- _What you need to do_
Copy all lines in the data that contain the string "avatar".

[Recorded data]
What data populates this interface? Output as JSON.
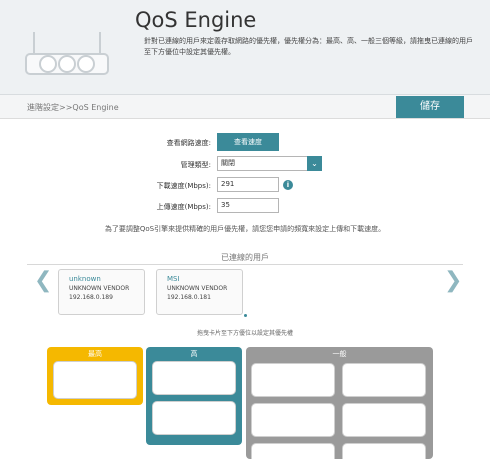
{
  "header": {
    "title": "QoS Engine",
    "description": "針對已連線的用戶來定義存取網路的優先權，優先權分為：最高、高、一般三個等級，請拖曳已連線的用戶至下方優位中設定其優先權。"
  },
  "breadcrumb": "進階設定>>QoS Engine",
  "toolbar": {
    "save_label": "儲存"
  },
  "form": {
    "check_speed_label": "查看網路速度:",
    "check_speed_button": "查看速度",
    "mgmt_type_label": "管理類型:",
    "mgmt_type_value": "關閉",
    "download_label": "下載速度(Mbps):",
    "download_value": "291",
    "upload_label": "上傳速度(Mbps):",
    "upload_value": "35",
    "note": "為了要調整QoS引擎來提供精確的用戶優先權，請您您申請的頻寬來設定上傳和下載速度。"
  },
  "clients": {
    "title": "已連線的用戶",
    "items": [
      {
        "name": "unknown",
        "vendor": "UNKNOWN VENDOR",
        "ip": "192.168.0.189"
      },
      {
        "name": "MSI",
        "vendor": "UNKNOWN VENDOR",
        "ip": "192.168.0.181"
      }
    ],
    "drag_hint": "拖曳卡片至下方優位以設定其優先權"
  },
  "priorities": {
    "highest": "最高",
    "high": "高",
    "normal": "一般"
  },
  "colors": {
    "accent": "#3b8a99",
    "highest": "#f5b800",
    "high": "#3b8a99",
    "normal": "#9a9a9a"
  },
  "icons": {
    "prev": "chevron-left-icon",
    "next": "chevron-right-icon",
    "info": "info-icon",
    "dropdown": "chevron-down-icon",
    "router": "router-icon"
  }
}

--

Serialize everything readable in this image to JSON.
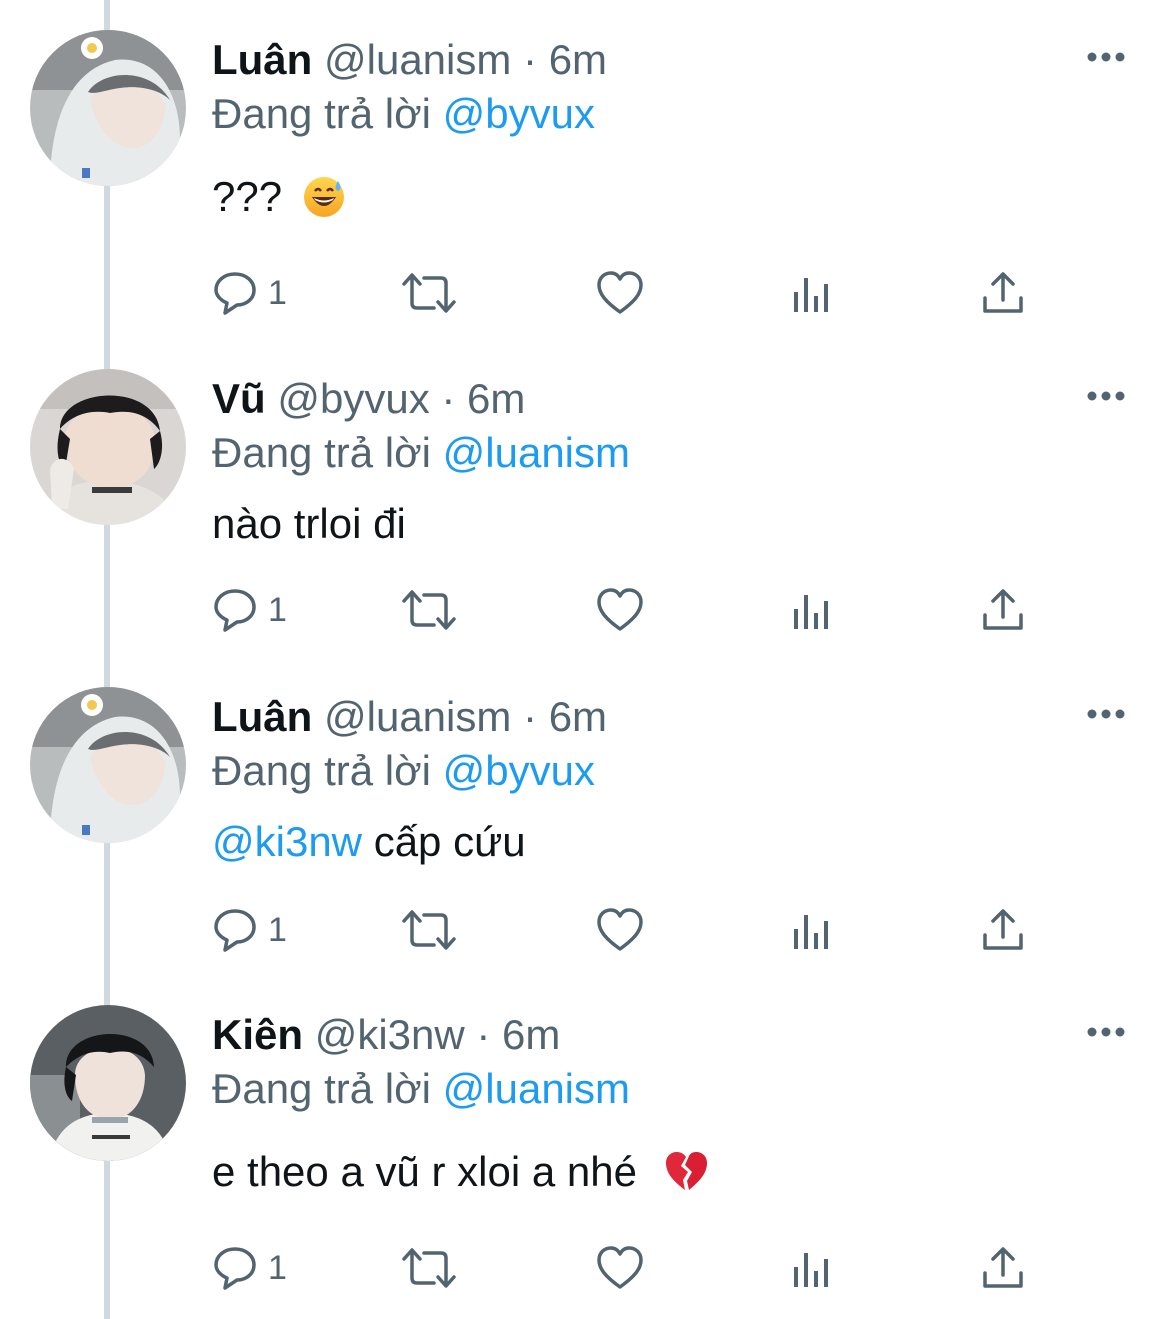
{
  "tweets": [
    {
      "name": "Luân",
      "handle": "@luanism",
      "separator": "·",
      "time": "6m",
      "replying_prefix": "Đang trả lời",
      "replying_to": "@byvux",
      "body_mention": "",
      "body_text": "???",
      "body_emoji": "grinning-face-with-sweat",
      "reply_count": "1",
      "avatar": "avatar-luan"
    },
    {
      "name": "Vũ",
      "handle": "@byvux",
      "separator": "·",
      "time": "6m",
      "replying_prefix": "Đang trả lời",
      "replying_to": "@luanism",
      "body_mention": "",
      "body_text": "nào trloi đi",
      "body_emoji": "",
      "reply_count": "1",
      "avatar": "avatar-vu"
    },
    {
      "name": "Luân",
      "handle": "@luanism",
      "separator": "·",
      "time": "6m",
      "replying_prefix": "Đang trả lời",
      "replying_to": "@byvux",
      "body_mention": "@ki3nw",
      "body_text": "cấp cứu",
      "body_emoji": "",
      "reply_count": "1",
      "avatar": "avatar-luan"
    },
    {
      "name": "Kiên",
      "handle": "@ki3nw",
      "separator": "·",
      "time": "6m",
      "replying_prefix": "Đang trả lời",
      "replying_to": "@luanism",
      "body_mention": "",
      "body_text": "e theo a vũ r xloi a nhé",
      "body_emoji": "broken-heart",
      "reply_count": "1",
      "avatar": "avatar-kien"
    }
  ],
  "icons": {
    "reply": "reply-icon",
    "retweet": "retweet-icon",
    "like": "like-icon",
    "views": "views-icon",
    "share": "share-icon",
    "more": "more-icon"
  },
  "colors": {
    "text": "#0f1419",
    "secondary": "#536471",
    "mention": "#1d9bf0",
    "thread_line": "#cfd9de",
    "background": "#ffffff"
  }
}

- _Solution to the problem_
      "avatar": "avatar-luan"
      "avatar": "avatar-vu"
      "avatar": "avatar-luan"
      "avatar": "avatar-kien"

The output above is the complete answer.